Warren wants to commit $100 billion over a decade to lower the price for countries to buy American "clean energy" technology.

Pete Buttigieg

Pete Buttigieg, a former mayor of South Bend, Ind., is taking an approach to mitigate climate change that includes offering market incentives to reduce greenhouse gas emissions.

In particular, Buttigieg’s climate plan says he would try to pass economy-wide carbon tax legislation that would increase annually. The revenue from the tax would be given back to Americans in the form of rebates.

He said at the Democratic presidential debate in December that he believes addressing climate change should be a nationwide effort.

"I want to make sure that our vision for climate includes people from the autoworker down the block from me in South Bend to a farmer a few minutes away so that they understand that we are asking, recruiting them to be part of the solution," he said.

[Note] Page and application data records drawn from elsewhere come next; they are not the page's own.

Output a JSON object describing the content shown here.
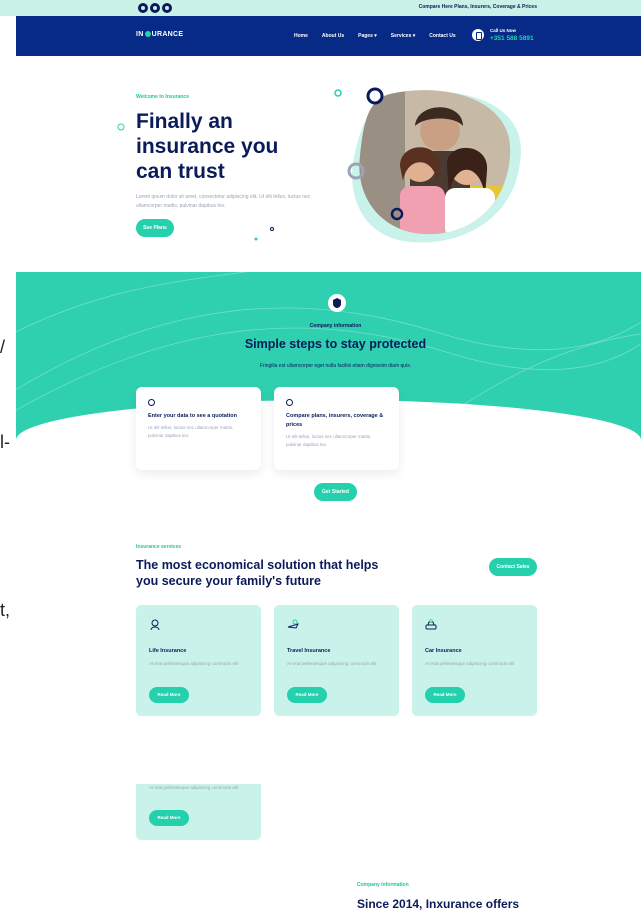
{
  "topbar": {
    "note": "Compare Here Plans, Insurers, Coverage & Prices"
  },
  "header": {
    "logo_left": "IN",
    "logo_right": "URANCE",
    "nav": [
      "Home",
      "About Us",
      "Pages ▾",
      "Services ▾",
      "Contact Us"
    ],
    "call_label": "Call Us Now",
    "call_number": "+351 588 5891"
  },
  "hero": {
    "kicker": "Welcome to Insurance",
    "title": "Finally an insurance you can trust",
    "text": "Lorem ipsum dolor sit amet, consectetur adipiscing elit. Ut elit tellus, luctus nec ullamcorper mattis, pulvinar dapibus leo.",
    "button": "See Plans"
  },
  "steps": {
    "kicker": "Company information",
    "title": "Simple steps to stay protected",
    "subtitle": "Fringilla est ullamcorper eget nulla facilisi etiam dignissim diam quis.",
    "cards": [
      {
        "title": "Enter your data to see a quotation",
        "text": "Ut elit tellus, luctus nec ullamcorper mattis, pulvinar dapibus leo."
      },
      {
        "title": "Compare plans, insurers, coverage & prices",
        "text": "Ut elit tellus, luctus nec ullamcorper mattis, pulvinar dapibus leo."
      }
    ],
    "button": "Get Started"
  },
  "services": {
    "kicker": "Insurance services",
    "title": "The most economical solution that helps you secure your family's future",
    "contact_button": "Contact Sales",
    "cards": [
      {
        "title": "Life Insurance",
        "text": "At erat pellentesque adipiscing commodo elit",
        "button": "Read More",
        "icon": "life-insurance-icon"
      },
      {
        "title": "Travel Insurance",
        "text": "At erat pellentesque adipiscing commodo elit",
        "button": "Read More",
        "icon": "travel-insurance-icon"
      },
      {
        "title": "Car Insurance",
        "text": "At erat pellentesque adipiscing commodo elit",
        "button": "Read More",
        "icon": "car-insurance-icon"
      }
    ],
    "partial_card": {
      "text": "At erat pellentesque adipiscing commodo elit",
      "button": "Read More"
    }
  },
  "about": {
    "kicker": "Company information",
    "title": "Since 2014, Inxurance offers"
  },
  "edge_fragments": [
    "/",
    "l-",
    "t,"
  ],
  "colors": {
    "navy": "#082a87",
    "teal": "#25d0ac",
    "mint": "#c9f3ea",
    "text": "#0b1b5a"
  }
}
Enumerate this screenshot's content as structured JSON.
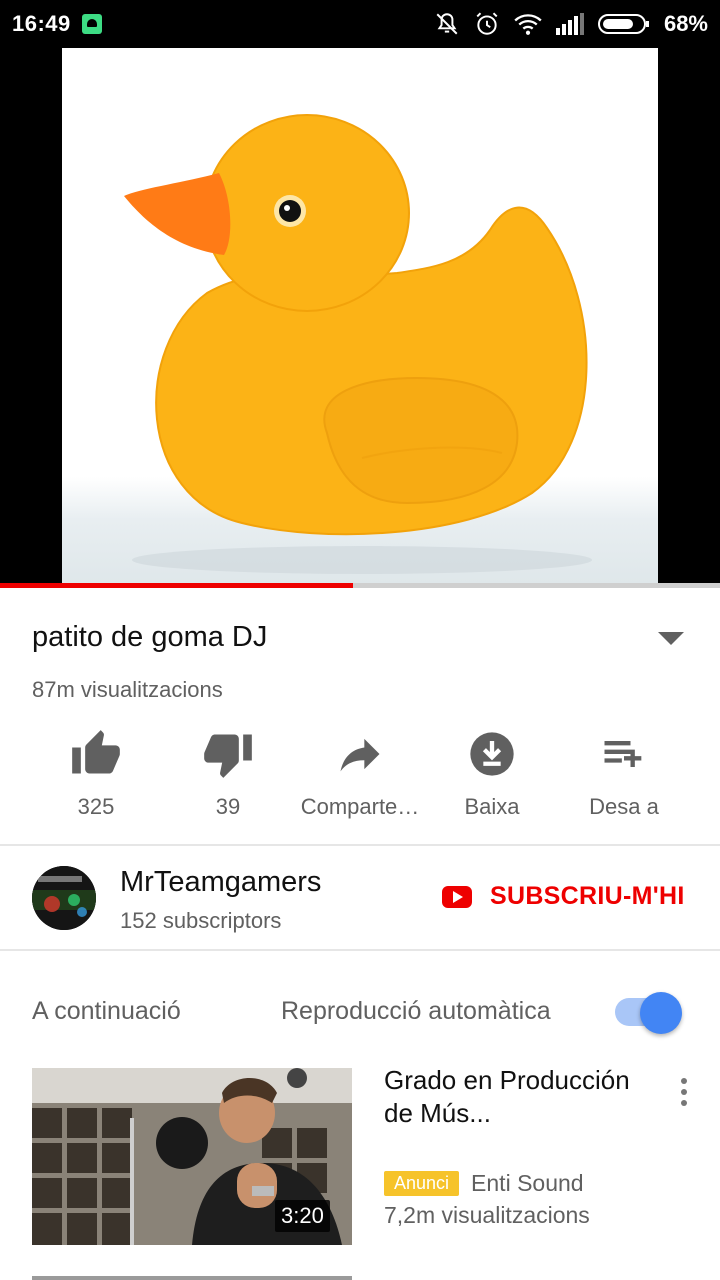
{
  "status_bar": {
    "time": "16:49",
    "battery_percent": "68%",
    "icons": [
      "android-icon",
      "mute-bell-icon",
      "alarm-icon",
      "wifi-icon",
      "signal-icon",
      "battery-icon"
    ]
  },
  "player": {
    "progress_fraction": 0.49,
    "progress_color": "#ee0000"
  },
  "video": {
    "title": "patito de goma DJ",
    "views": "87m visualitzacions"
  },
  "actions": {
    "like": {
      "label": "325",
      "icon": "thumbs-up-icon"
    },
    "dislike": {
      "label": "39",
      "icon": "thumbs-down-icon"
    },
    "share": {
      "label": "Comparte…",
      "icon": "share-icon"
    },
    "download": {
      "label": "Baixa",
      "icon": "download-icon"
    },
    "save": {
      "label": "Desa a",
      "icon": "playlist-add-icon"
    }
  },
  "channel": {
    "name": "MrTeamgamers",
    "subscribers": "152 subscriptors",
    "subscribe_label": "SUBSCRIU-M'HI",
    "brand_color": "#ee0000"
  },
  "up_next": {
    "heading": "A continuació",
    "autoplay_label": "Reproducció automàtica",
    "autoplay_on": true,
    "items": [
      {
        "title": "Grado en Producción de Mús...",
        "badge": "Anunci",
        "channel": "Enti Sound",
        "views": "7,2m visualitzacions",
        "duration": "3:20"
      }
    ]
  }
}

Buttigieg is aiming to double the "clean energy" generated in the United States by 2025 and make the electricity sector and new passenger vehicles emissions free by 2035.

In addition to reducing emissions output, Buttigieg is proposing a carbon capture program, which will include storing carbon dioxide underground and using it for manufacturing products.

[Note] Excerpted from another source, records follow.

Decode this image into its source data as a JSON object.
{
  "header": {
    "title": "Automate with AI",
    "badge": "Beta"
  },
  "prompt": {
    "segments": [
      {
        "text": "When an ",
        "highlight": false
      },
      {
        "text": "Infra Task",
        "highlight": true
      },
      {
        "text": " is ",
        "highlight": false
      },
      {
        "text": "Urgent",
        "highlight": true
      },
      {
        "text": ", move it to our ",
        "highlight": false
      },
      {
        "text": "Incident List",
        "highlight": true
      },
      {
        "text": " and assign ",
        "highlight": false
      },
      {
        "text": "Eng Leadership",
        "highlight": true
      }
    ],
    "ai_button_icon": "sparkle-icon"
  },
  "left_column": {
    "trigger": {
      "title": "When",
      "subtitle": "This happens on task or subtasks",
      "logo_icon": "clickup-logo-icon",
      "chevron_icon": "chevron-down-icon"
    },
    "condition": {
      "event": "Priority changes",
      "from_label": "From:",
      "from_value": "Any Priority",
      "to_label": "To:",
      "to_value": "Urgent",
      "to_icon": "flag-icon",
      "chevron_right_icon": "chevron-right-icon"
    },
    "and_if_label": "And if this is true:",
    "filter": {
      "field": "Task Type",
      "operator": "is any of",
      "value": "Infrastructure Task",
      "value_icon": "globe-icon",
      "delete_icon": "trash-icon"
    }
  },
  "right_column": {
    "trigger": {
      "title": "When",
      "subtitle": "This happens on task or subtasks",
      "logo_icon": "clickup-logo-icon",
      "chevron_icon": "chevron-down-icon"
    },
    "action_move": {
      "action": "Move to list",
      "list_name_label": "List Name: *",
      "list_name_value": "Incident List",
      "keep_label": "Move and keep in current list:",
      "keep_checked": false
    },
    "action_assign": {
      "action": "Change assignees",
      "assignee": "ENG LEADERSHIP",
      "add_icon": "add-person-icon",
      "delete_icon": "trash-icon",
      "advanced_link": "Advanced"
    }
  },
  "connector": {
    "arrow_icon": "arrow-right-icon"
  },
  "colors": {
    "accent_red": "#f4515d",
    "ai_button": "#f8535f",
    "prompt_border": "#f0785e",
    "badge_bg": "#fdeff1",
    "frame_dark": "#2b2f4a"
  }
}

On the international front, Buttigieg is proposing to create a Tipping Points Coalition for high-emitting countries to commit to reducing emissions.

Amy Klobuchar

Market incentives are also central to Klobuchar’s plan to make the United States less dependent on fossil fuels.

Klobuchar wants to implement a carbon pricing system that isn’t regressive, meaning it won’t disproportionately impact Americans with lower incomes. Her plan says the system would help pay for investments made to address climate change, including a $1 trillion infrastructure package.

During the CNN climate town hall in September, Klobuchar said she would work with Congress to develop what the pricing system would look like, such as a carbon tax or cap-and-trade program. Klobuchar said during an interview in January with Iowa PBS that she’d support a dividend as well.

Her plan says she will try to implement a tax on carbon-intensive imports.

Klobuchar’s proposal to expand renewable energy also includes simplifying the permit process for renewable energy projects on federal lands.

In her Iowa PBS interview, Klobuchar said the country can look to the Midwest to expand renewable energy projects.

"Let’s acknowledge there’s a lot of gain for us in the middle of the country," she said.

Klobuchar’s plan also says she would strengthen EPA rules to reduce methane leaks from oil and gas, which contribute to greenhouse gas emissions.

Tom Steyer

Billionaire activist Tom Steyer has made clear one thing he wants to do during his first day in office: declare climate change a national emergency.

Despite the challenges it will take to combat the issue, Steyer remains hopeful.

At the December presidential debate, he said that addressing environmental issues can lead to the creation of millions of jobs.

"Our biggest crisis is our biggest opportunity," Steyer said.

His climate plan says he will encourage Congress to fund a Civilian Climate Corps to create 1 million jobs for Americans.

Steyer wants to reduce emissions in the energy sector by requiring all new electricity sources to be carbon-free by 2030 and utilizing entirely "clean electricity" by 2040. He plans for the country to invest $250 billion in modernizing the electrical grid.

He’s proposing to require new passenger cars, trucks, medium-duty vehicles, and heavy-duty and freight vehicles to meet a "100% clean standard" by 2035.

Steyer is promising to invest $2 trillion to make infrastructure more resilient and energy efficient.

Steyer’s plan says he’ll work to end coal financing by the International Monetary Fund and World Bank. He also wants to recruit other countries to reduce emissions in the aviation sector.

This story was produced in partnership with the Florida Climate Reporting Network, a multi-newsroom initiative founded by the Miami Herald, the South Florida Sun Sentinel, The Palm Beach Post, the Orlando Sentinel, WLRN Public Media and the Tampa Bay Times.